I wrote their obituaries after being asked to do so. Those were probably the only published stories of their lives, because home-town papers aren’t what they used to be. This is what happens, folks, when you stop buying subscriptions. People die without notice.

Zay Smith got a fine obituary this month in the Chicago Sun-Times, his former employer. He was a very nice man who for years wrote the QT (Quick Takes) humor column for the amusement of his readers and himself.

In 1978, he wrote all 25 installments of “The Mirage,” the greatest Chicago newspaper series in my lifetime. He was on the Sun-Times team that bought a Chicago bar, then covertly videotaped city inspectors and other parasites lining up for payoffs.

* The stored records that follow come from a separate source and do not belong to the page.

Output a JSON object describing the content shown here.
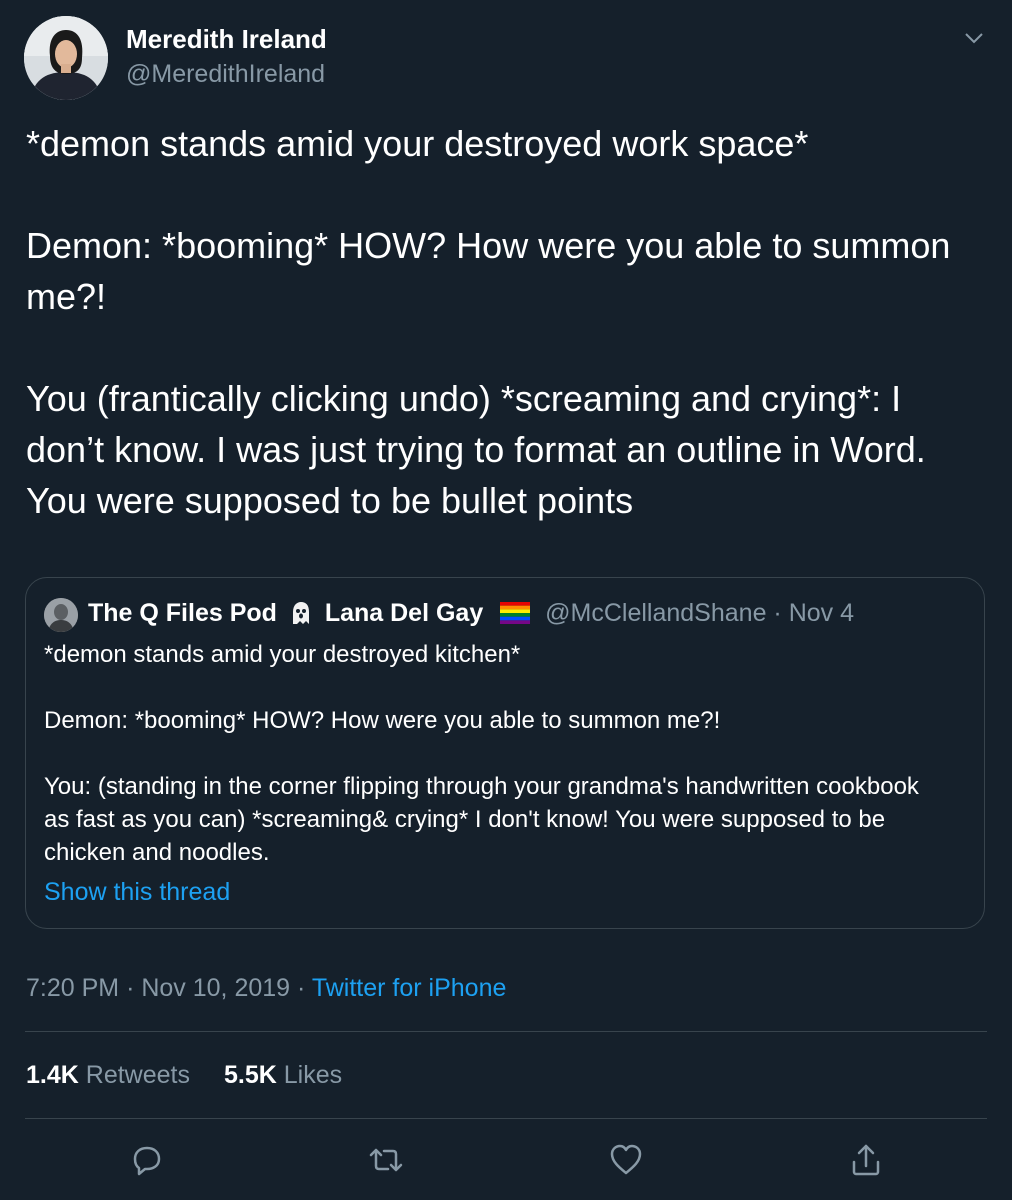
{
  "tweet": {
    "author_name": "Meredith Ireland",
    "author_handle": "@MeredithIreland",
    "text": "*demon stands amid your destroyed work space*\n\nDemon: *booming* HOW? How were you able to summon me?!\n\nYou (frantically clicking undo) *screaming and crying*: I don’t know. I was just trying to format an outline in Word. You were supposed to be bullet points",
    "time": "7:20 PM",
    "date": "Nov 10, 2019",
    "source": "Twitter for iPhone",
    "retweets_count": "1.4K",
    "retweets_label": "Retweets",
    "likes_count": "5.5K",
    "likes_label": "Likes"
  },
  "quoted": {
    "name_part1": "The Q Files Pod",
    "name_part2": "Lana Del Gay",
    "handle": "@McClellandShane",
    "date": "Nov 4",
    "text": "*demon stands amid your destroyed kitchen*\n\nDemon: *booming* HOW? How were you able to summon me?!\n\nYou: (standing in the corner flipping through your grandma's handwritten cookbook as fast as you can) *screaming& crying* I don't know! You were supposed to be chicken and noodles.",
    "show_thread": "Show this thread"
  },
  "icons": {
    "menu": "chevron-down-icon",
    "reply": "reply-icon",
    "retweet": "retweet-icon",
    "like": "heart-icon",
    "share": "share-icon",
    "ghost": "ghost-emoji",
    "flag": "rainbow-flag-emoji"
  },
  "colors": {
    "background": "#15202b",
    "secondary_text": "#8899a6",
    "link": "#1da1f2",
    "border": "#38444d"
  }
}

Peter Sakas, DVM, was a well-known bird care expert. (Niles Animal Hospital and Bird Medical Center photo)

The majority on the Pulitzer committee, led by Ben Bradlee of the Washington Post, insisted that The Mirage’s undercover tactics bordered on entrapment, and denied the Sun-Times the Pulitzer Prize. If it had gone the other way, media undercover projects would have become commonplace, and we’d probably all be better off for it.

Smith was one of several media folk to pass away in recent days. Also gone are two members of the White Sox family: Ed Farmer and Bart Johnson. Both died at 70.

Farmer was an effective relief pitcher for the Sox and other teams who was famously unafraid of offering hitters a little chin music. The native South Sider was even better known for his 28 years broadcasting his home-town team on the radio. I probably heard Farmer’s voice more than anyone else’s in my life.

Johnson was called up to pitch for the White Sox in 1969 at age 19. His team was desperate for help from players of any age; it would lose 200 games between 1969 and 1970.

Johnson threw evil heat, and looked, to me, like the real thing. He was exciting to watch.

But injuries confined him to a disappointing eight-year career, all with the South Siders. He later scouted for the team for 17 years.

In under two months, nine people I liked or admired — or both — died. I expect this trend may continue for a while. I know a lot of folks.

People aren’t just being threatened by the virus. People with other maladies are staying away from doctors and hospitals, out of fear, inaccessibility and the desire to stay out of the way of people who are busy saving lives.

Take note, those of you who are friends of mine. I cherish your lives. I want to write about your triumphs, your beginnings of new things — not your ends.

Please, if you’re sick, try to get yourself fixed before it’s too late. Too many people are putting off going to doctors after they’ve shown signs of strokes and heart attacks, and other, more complicated illnesses.

Wear a mask when you go outside. Wash your hands a lot. Stay at least six feet away from people you meet. Run like deers when you hear a cough.

And for God’s sake, stay away from anybody from Wisconsin.